● **ASSIGNMENT**
Could you show all lines in the entries below that contain the string "uncover"?

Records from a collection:
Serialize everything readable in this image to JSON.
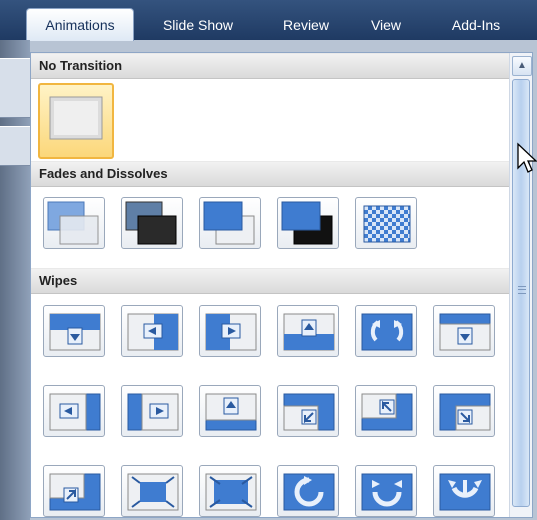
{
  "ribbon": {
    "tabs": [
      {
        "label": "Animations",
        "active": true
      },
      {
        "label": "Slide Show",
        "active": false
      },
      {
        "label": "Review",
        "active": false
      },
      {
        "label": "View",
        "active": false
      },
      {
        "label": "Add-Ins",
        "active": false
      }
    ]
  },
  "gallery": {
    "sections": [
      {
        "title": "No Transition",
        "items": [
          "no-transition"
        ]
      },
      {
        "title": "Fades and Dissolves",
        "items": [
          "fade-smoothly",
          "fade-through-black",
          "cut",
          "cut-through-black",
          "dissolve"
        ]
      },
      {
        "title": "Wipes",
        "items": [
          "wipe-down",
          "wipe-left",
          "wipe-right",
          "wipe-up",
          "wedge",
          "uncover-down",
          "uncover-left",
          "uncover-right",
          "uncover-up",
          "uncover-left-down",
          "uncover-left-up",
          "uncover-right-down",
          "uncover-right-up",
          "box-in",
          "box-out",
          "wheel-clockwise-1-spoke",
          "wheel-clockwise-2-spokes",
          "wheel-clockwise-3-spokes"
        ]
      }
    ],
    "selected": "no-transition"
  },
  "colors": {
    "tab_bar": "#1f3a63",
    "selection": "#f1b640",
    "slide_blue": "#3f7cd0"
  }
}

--

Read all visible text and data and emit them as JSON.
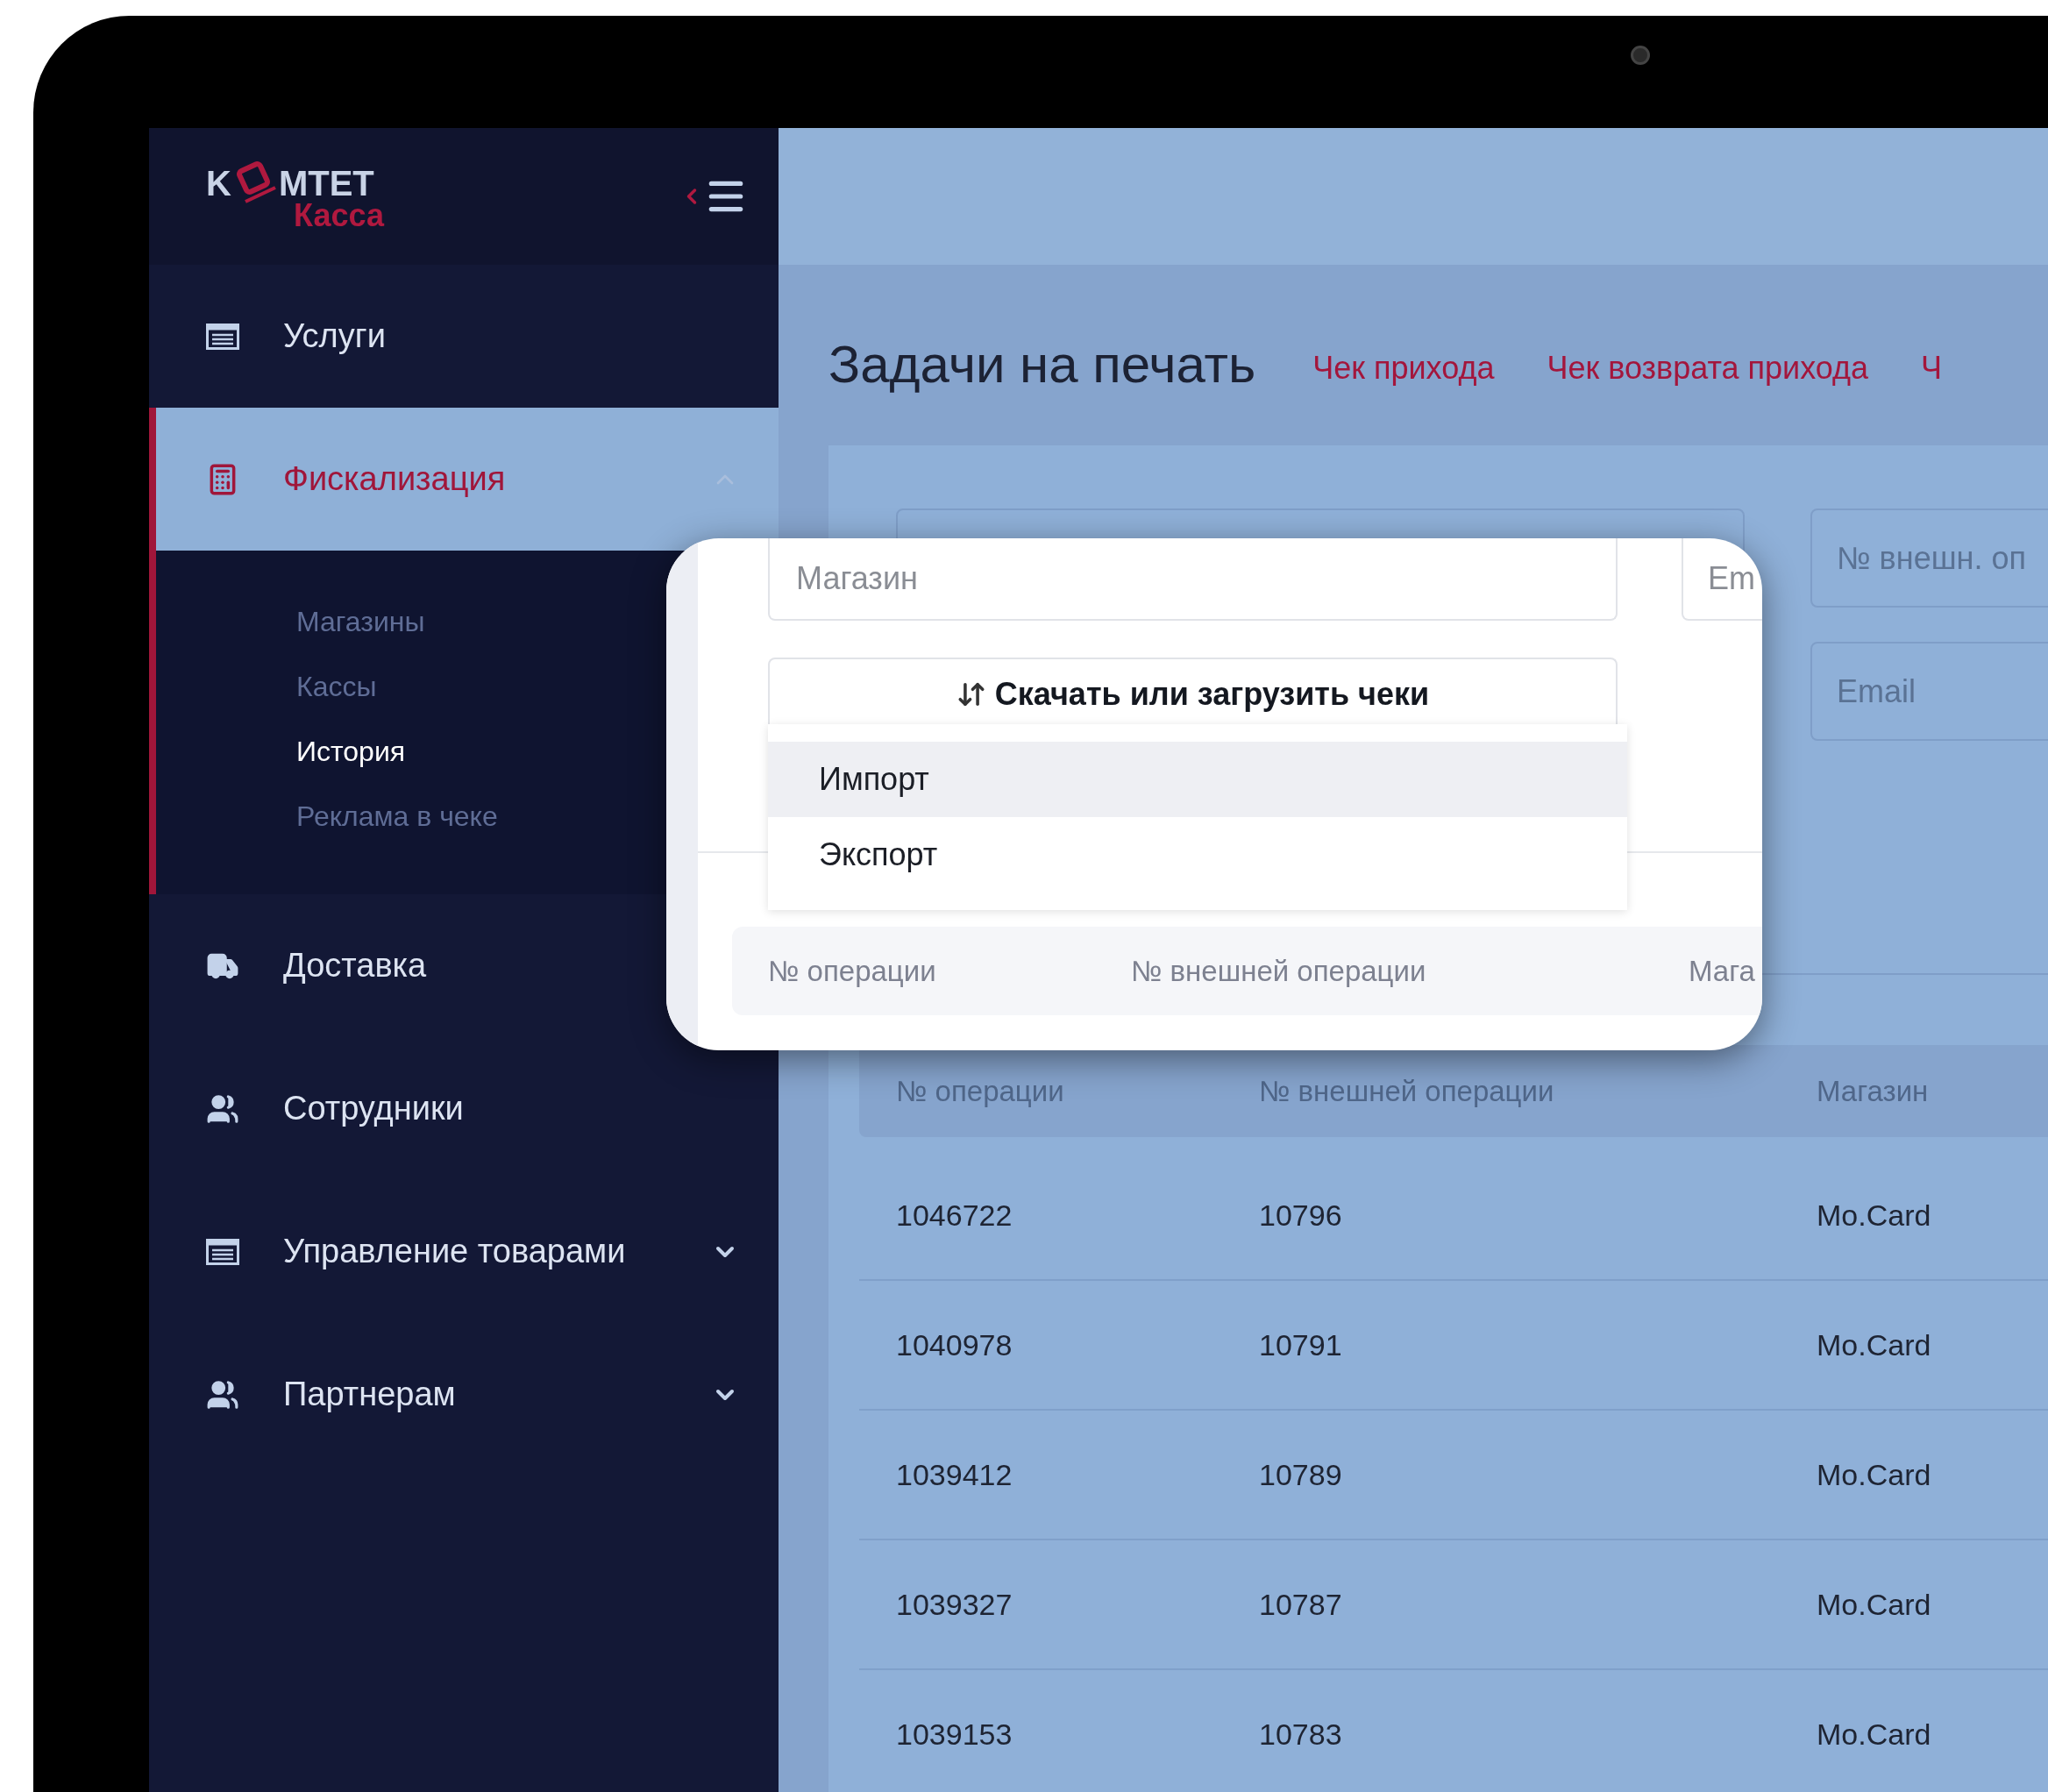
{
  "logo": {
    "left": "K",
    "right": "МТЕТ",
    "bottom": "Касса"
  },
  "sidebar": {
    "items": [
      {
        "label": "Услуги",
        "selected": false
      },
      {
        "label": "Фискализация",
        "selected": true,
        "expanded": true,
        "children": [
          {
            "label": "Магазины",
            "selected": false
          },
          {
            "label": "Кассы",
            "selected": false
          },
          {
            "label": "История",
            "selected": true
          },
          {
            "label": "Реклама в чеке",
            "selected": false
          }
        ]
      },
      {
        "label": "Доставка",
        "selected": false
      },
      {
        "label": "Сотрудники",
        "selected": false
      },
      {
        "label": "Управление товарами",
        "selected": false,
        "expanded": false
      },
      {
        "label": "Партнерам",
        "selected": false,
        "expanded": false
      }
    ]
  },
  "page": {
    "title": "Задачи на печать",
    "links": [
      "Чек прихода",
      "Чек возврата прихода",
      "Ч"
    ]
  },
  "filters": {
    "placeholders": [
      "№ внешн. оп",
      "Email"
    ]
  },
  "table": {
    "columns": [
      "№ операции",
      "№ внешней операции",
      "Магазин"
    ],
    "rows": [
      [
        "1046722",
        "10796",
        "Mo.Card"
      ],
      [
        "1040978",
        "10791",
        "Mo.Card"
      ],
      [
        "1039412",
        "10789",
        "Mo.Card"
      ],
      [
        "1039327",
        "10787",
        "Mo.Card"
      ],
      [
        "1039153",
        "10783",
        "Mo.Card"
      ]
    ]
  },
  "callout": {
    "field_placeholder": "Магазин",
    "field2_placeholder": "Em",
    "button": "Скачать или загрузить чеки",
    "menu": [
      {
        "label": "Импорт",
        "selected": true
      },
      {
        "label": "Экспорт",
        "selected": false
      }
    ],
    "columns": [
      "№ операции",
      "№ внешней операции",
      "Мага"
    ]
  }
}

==

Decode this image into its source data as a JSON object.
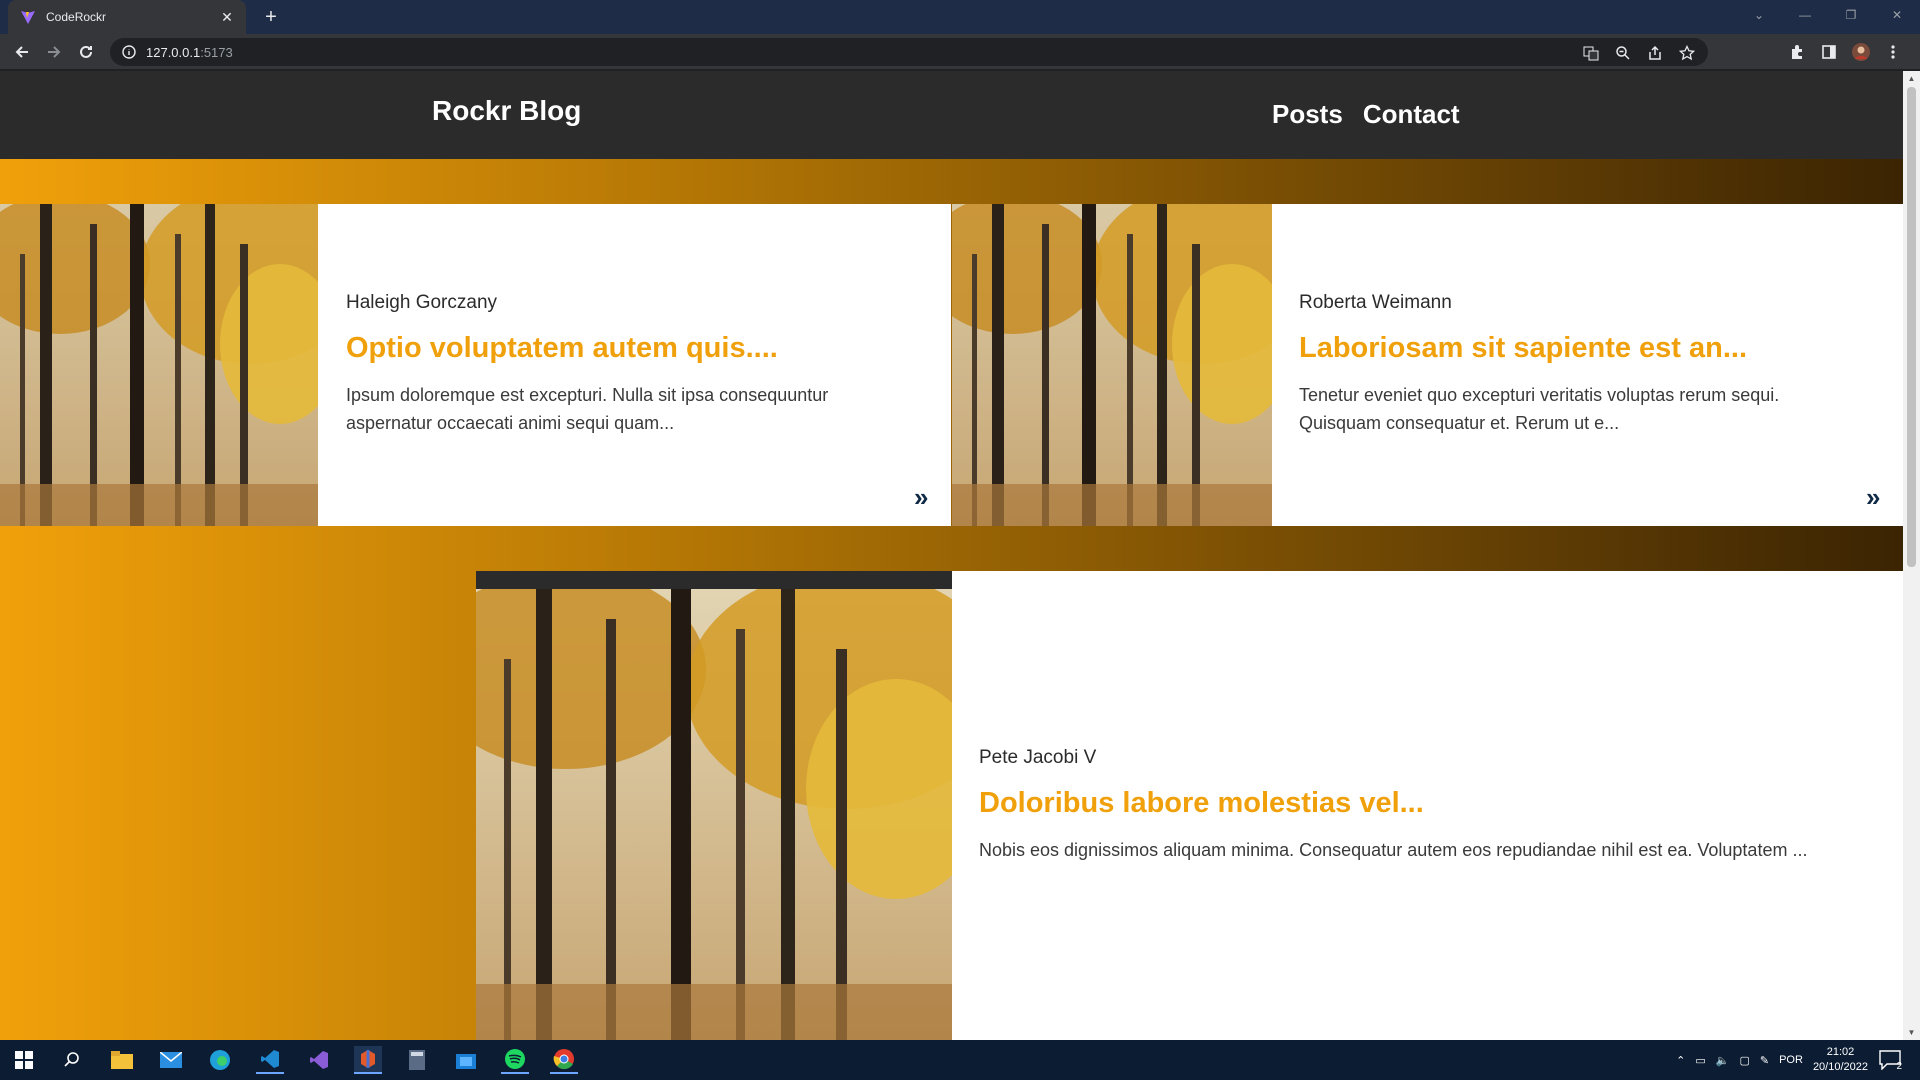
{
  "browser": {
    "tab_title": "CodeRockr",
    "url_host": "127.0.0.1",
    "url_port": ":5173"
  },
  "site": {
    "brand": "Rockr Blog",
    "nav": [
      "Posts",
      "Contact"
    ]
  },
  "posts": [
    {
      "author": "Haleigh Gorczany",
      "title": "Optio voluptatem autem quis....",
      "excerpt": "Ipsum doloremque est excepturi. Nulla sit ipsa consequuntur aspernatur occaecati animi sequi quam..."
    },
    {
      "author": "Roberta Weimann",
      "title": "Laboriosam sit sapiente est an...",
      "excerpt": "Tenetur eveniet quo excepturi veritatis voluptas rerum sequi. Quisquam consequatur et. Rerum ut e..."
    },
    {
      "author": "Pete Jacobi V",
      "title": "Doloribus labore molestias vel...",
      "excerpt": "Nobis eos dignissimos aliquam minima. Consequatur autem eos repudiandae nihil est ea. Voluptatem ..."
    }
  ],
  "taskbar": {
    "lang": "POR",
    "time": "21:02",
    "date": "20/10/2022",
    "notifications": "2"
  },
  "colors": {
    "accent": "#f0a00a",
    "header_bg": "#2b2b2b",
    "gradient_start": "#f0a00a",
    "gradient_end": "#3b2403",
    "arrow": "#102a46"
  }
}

● **OUTPUT FOR THIS EXERCISE**
          "uncover-down",
          "uncover-left",
          "uncover-right",
          "uncover-up",
          "uncover-left-down",
          "uncover-left-up",
          "uncover-right-down",
          "uncover-right-up",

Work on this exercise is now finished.